That’s where it gets tricky because there’s not another obvious trade chip, forcing the Golden Knights into tough decisions.
The first place to look is the blue line. Pietrangelo’s arrival would force one of the top-four out of a role, potentially making that player a luxury on the bottom pair. Theodore is the present and future and isn’t going anywhere. Brayden McNabb, the least-dynamic offensively of the foursome that includes Alec Martinez and Schmidt, also makes just $2.5 million against the cap. Martinez makes $4 million, but was just acquired by Vegas, which knew full well that Pietrangelo would be available this offseason.
That leaves Schmidt. His $5.95 million cap hit is not outrageous, but also makes up more than half of the cap space needed to sign Pietrangelo. They play the same position — right side of the top pair — and Pietrangelo would seamlessly slide into the role Schmidt plays on the ice. Schmidt has a 10-team no-trade list and has five years remaining on his deal, but is still valuable enough that Vegas would have no shortage of interest if it made him available.
If the Golden Knights move Schmidt, they would still be about $3 million above the salary cap. From there, one forward could do it. Paul Stastny makes $6 million in the final year of his deal, and shedding his salary would allow Vegas enough remaining room to recoup a roster player in any of their trades. Alex Tuch had a tremendous playoff, but Vegas could sell high and move his $4.75 million cap hit. Jonathan Marchessault had a poor playoff but would still fetch a decent return on his $5 million cap hit.
Here’s what a game-night roster could look like with Pietrangelo, minus Fleury, Schmidt and Stastny.
Max Pacioretty — Chandler Stephenson — Mark Stone
Jonathan Marchesssault — William Karlsson — Reilly Smith
Nick Cousins — Cody Glass — Alex Tuch
William Carrier — Nicolas Roy — Ryan Reaves
Brayden McNabb — Alex Pietrangelo
Alec Martinez — Shea Theodore
Nick Holden — Zach Whitecloud
Robin Lehner, Oscar Dansk
Those 20 players would leave Vegas with about $2.5 million in cap space for three reserves, or to improve other spots on the roster.
Pietrangelo is an elite defenseman who would instantly make the Golden Knights better, even if it meant subtracting from other parts of the roster. They wouldn’t even have to subtract simultaneously — NHL rules allow teams to go above the salary cap in the offseason.
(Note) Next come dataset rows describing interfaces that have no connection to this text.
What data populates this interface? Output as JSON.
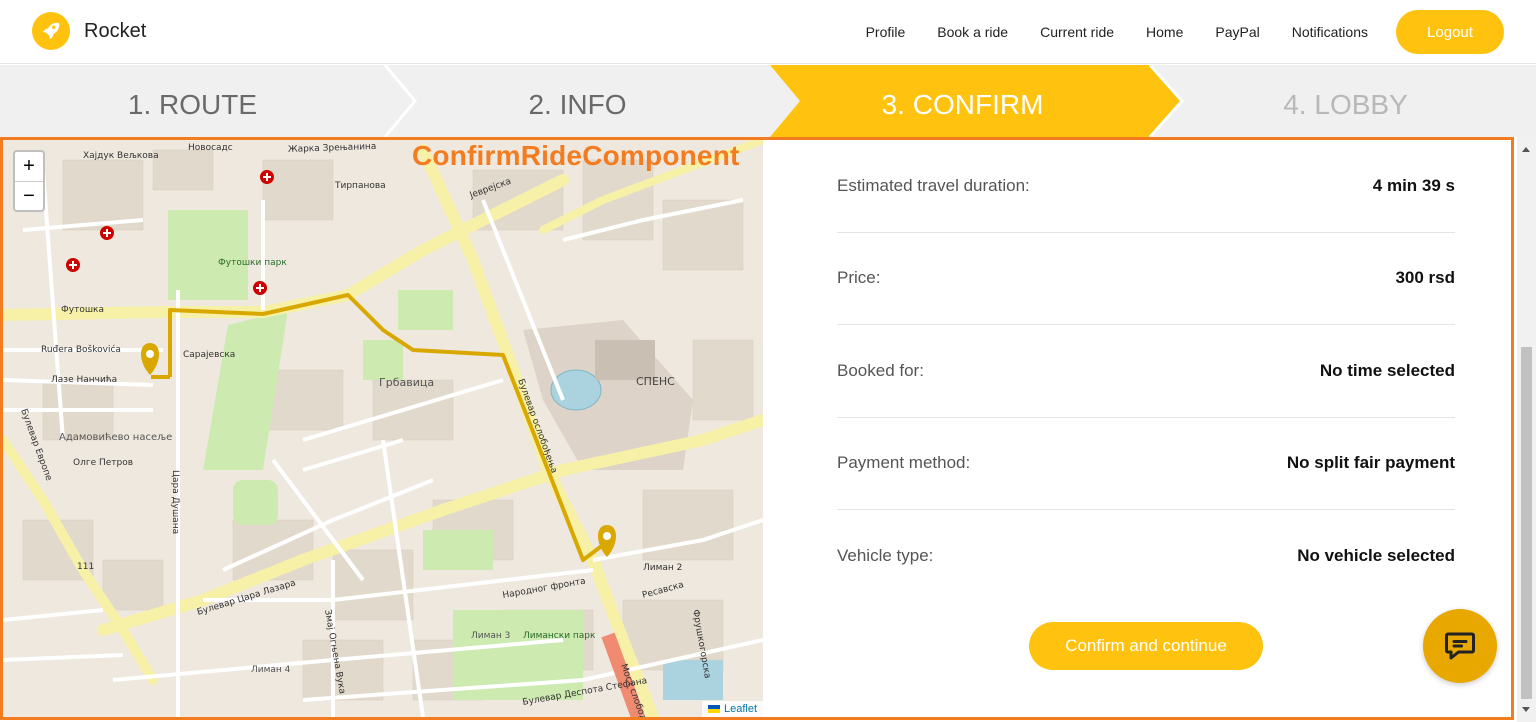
{
  "app": {
    "name": "Rocket"
  },
  "nav": {
    "links": [
      "Profile",
      "Book a ride",
      "Current ride",
      "Home",
      "PayPal",
      "Notifications"
    ],
    "logout_label": "Logout"
  },
  "stepper": {
    "steps": [
      {
        "label": "1. ROUTE",
        "state": "done"
      },
      {
        "label": "2. INFO",
        "state": "done"
      },
      {
        "label": "3. CONFIRM",
        "state": "active"
      },
      {
        "label": "4. LOBBY",
        "state": "pending"
      }
    ]
  },
  "component_tag": "ConfirmRideComponent",
  "map": {
    "zoom_in": "+",
    "zoom_out": "−",
    "attribution": "Leaflet",
    "labels": [
      "Хајдук Вељкова",
      "Новосадс",
      "Жарка Зрењанина",
      "Тирпанова",
      "Јеврејска",
      "Футошки парк",
      "Футошка",
      "Ruđera Boškovića",
      "Сарајевска",
      "Лазе Нанчића",
      "Грбавица",
      "СПЕНС",
      "Адамовићево насеље",
      "Олге Петров",
      "Булевар Цара Лазара",
      "Лиман 2",
      "Лиман 3",
      "Лиманcки парк",
      "Лиман 4",
      "Народног фронта",
      "Булевар Европе",
      "Цара Душана",
      "Булевар ослобођења",
      "Мост слободе",
      "Булевар Деспота Стефана",
      "Ресавска",
      "Фрушкогорска",
      "Змај Огњена Вука",
      "111"
    ]
  },
  "details": [
    {
      "label": "Estimated travel duration:",
      "value": "4 min 39 s"
    },
    {
      "label": "Price:",
      "value": "300 rsd"
    },
    {
      "label": "Booked for:",
      "value": "No time selected"
    },
    {
      "label": "Payment method:",
      "value": "No split fair payment"
    },
    {
      "label": "Vehicle type:",
      "value": "No vehicle selected"
    }
  ],
  "confirm_label": "Confirm and continue",
  "colors": {
    "accent": "#ffc20e",
    "component_outline": "#f47c20",
    "route": "#d9a800"
  },
  "icons": {
    "brand": "rocket-icon",
    "chat": "chat-icon",
    "marker": "map-marker-icon",
    "hospital": "hospital-icon"
  }
}
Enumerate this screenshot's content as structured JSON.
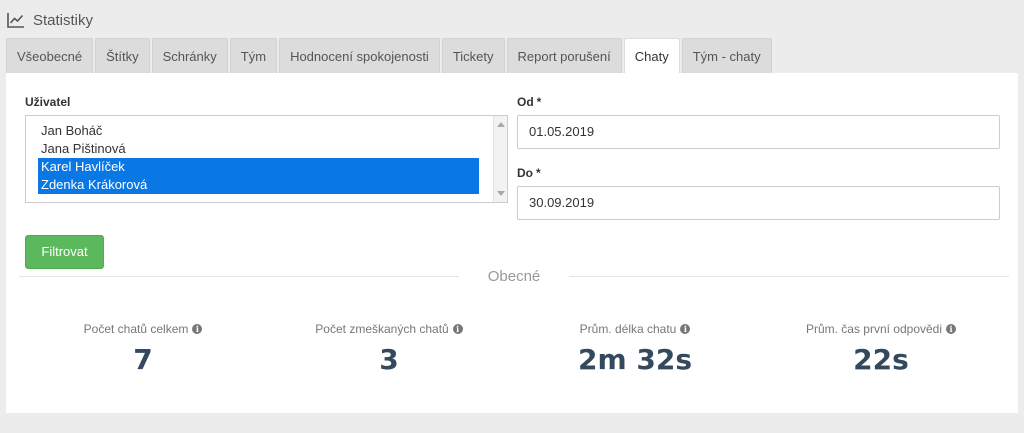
{
  "header": {
    "title": "Statistiky",
    "icon": "line-chart-icon"
  },
  "tabs": [
    {
      "label": "Všeobecné",
      "active": false
    },
    {
      "label": "Štítky",
      "active": false
    },
    {
      "label": "Schránky",
      "active": false
    },
    {
      "label": "Tým",
      "active": false
    },
    {
      "label": "Hodnocení spokojenosti",
      "active": false
    },
    {
      "label": "Tickety",
      "active": false
    },
    {
      "label": "Report porušení",
      "active": false
    },
    {
      "label": "Chaty",
      "active": true
    },
    {
      "label": "Tým - chaty",
      "active": false
    }
  ],
  "filters": {
    "user_label": "Uživatel",
    "users": [
      {
        "name": "Jan Boháč",
        "selected": false
      },
      {
        "name": "Jana Pištinová",
        "selected": false
      },
      {
        "name": "Karel Havlíček",
        "selected": true
      },
      {
        "name": "Zdenka Krákorová",
        "selected": true
      }
    ],
    "from_label": "Od",
    "from_value": "01.05.2019",
    "to_label": "Do",
    "to_value": "30.09.2019",
    "required_mark": "*",
    "submit_label": "Filtrovat"
  },
  "section": {
    "title": "Obecné"
  },
  "stats": [
    {
      "label": "Počet chatů celkem",
      "value": "7"
    },
    {
      "label": "Počet zmeškaných chatů",
      "value": "3"
    },
    {
      "label": "Prům. délka chatu",
      "value": "2m 32s"
    },
    {
      "label": "Prům. čas první odpovědi",
      "value": "22s"
    }
  ],
  "colors": {
    "selected_option": "#0a78e4",
    "button": "#5cb85c",
    "stat_value": "#34495e"
  }
}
Pietrangelo may not even hit free agency if the Blues get their wish and retain him. If he does reach free agency, Vegas won’t be the only suitor. The Panthers have shown interest as well as his hometown Maple Leafs.
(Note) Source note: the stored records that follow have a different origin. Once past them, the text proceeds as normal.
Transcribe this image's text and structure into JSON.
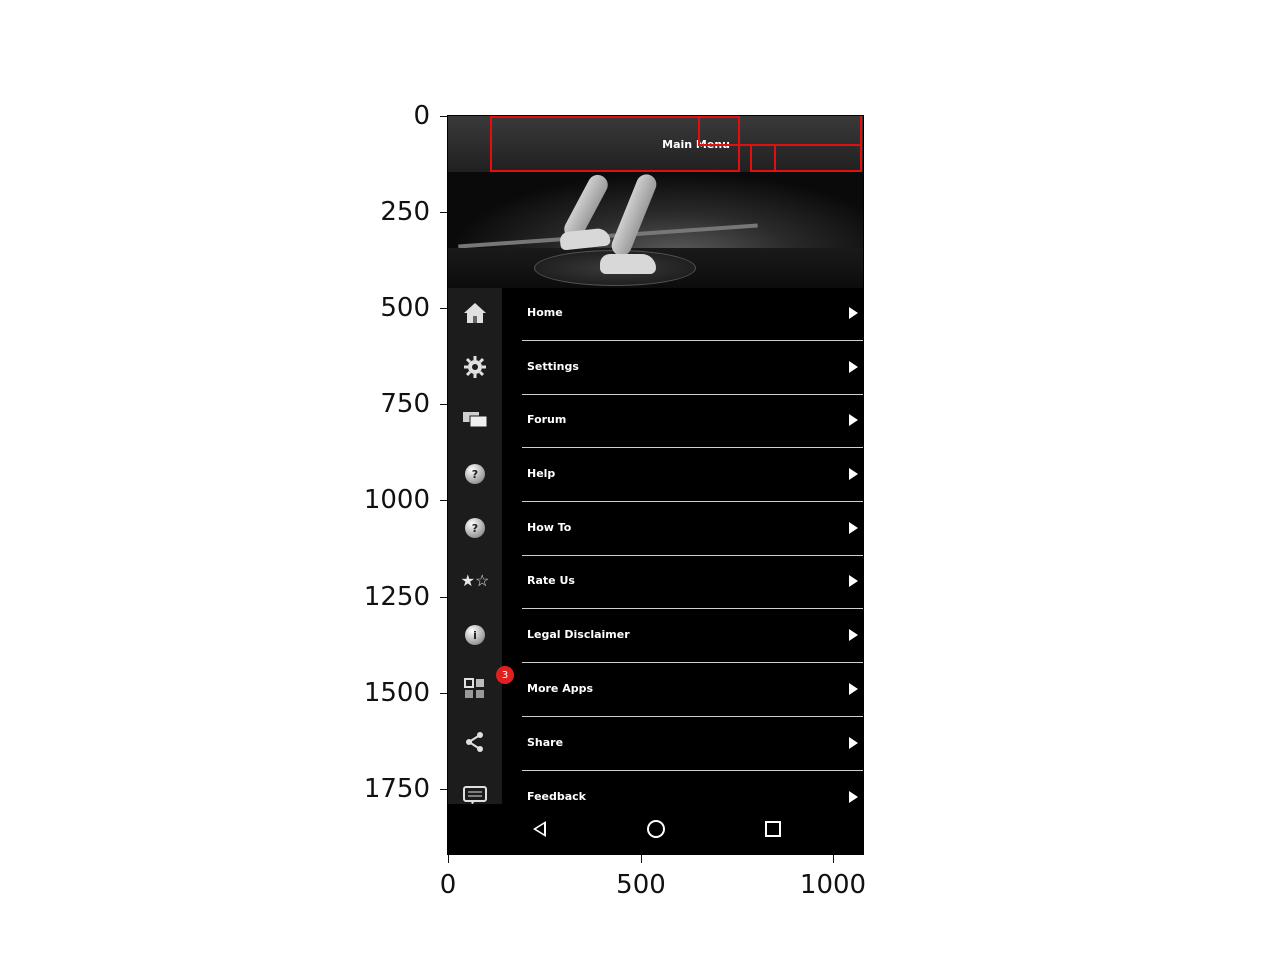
{
  "axes": {
    "y_ticks": [
      "0",
      "250",
      "500",
      "750",
      "1000",
      "1250",
      "1500",
      "1750"
    ],
    "x_ticks": [
      "0",
      "500",
      "1000"
    ]
  },
  "app": {
    "header": {
      "title": "Main Menu"
    },
    "hero": {
      "image": "fitness-workout-banner"
    },
    "sidebar_icons": [
      {
        "icon": "home-icon"
      },
      {
        "icon": "gear-icon"
      },
      {
        "icon": "chat-bubbles-icon"
      },
      {
        "icon": "help-icon",
        "glyph": "?"
      },
      {
        "icon": "help-icon",
        "glyph": "?"
      },
      {
        "icon": "stars-icon",
        "glyph": "★☆"
      },
      {
        "icon": "info-icon",
        "glyph": "i"
      },
      {
        "icon": "apps-icon",
        "badge": "3"
      },
      {
        "icon": "share-icon"
      },
      {
        "icon": "feedback-icon"
      }
    ],
    "menu": [
      {
        "label": "Home"
      },
      {
        "label": "Settings"
      },
      {
        "label": "Forum"
      },
      {
        "label": "Help"
      },
      {
        "label": "How To"
      },
      {
        "label": "Rate Us"
      },
      {
        "label": "Legal Disclaimer"
      },
      {
        "label": "More Apps"
      },
      {
        "label": "Share"
      },
      {
        "label": "Feedback"
      }
    ],
    "navbar": [
      "back-icon",
      "home-circle-icon",
      "recents-icon"
    ]
  },
  "colors": {
    "highlight_box": "#e01010",
    "background": "#000000",
    "sidebar": "#1c1c1c",
    "badge": "#e02020"
  }
}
If Pietrangelo becomes available, the Golden Knights should pounce at the opportunity to bring him in. It will require some working of the cap and moving players out of the organization, but if it’s to get to a player like Pietrangelo, all other concerns should be secondary.